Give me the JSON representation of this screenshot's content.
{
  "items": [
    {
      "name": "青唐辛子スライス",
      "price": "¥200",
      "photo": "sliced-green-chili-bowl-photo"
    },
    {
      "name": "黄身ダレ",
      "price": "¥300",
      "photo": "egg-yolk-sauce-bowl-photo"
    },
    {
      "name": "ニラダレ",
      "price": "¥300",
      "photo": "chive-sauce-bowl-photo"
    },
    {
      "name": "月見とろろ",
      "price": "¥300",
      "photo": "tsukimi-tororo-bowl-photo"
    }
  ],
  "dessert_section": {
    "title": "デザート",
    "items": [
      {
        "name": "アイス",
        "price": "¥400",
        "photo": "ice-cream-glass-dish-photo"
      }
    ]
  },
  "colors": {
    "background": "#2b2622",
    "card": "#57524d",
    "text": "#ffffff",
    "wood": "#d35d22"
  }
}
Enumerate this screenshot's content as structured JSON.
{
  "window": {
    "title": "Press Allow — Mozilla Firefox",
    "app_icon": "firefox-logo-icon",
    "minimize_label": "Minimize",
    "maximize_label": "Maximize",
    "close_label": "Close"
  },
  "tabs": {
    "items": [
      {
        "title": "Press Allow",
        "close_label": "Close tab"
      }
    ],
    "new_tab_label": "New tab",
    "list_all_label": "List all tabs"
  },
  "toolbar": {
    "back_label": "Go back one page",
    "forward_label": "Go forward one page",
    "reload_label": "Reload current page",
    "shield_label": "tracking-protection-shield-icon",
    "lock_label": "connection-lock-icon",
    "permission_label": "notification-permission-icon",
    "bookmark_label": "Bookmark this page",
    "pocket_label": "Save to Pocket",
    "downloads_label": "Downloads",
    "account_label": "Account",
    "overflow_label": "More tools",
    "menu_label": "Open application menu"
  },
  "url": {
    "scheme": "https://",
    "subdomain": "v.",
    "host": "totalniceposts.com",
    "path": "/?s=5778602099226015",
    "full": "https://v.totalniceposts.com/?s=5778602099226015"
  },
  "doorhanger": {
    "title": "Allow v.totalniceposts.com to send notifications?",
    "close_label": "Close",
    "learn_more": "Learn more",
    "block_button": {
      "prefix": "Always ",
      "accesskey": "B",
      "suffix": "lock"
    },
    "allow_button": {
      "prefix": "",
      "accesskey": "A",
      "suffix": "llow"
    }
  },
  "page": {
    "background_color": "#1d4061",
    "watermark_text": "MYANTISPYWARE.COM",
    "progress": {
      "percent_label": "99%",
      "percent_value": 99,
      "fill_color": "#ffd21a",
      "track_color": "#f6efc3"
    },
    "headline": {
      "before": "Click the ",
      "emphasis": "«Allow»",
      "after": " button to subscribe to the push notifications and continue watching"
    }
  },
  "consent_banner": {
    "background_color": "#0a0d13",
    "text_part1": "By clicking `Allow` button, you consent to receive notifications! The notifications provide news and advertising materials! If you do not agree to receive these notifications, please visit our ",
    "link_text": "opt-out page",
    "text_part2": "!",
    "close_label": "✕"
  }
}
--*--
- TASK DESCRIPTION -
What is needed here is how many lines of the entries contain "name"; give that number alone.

- SOLUTION TO THIS EXERCISE -
5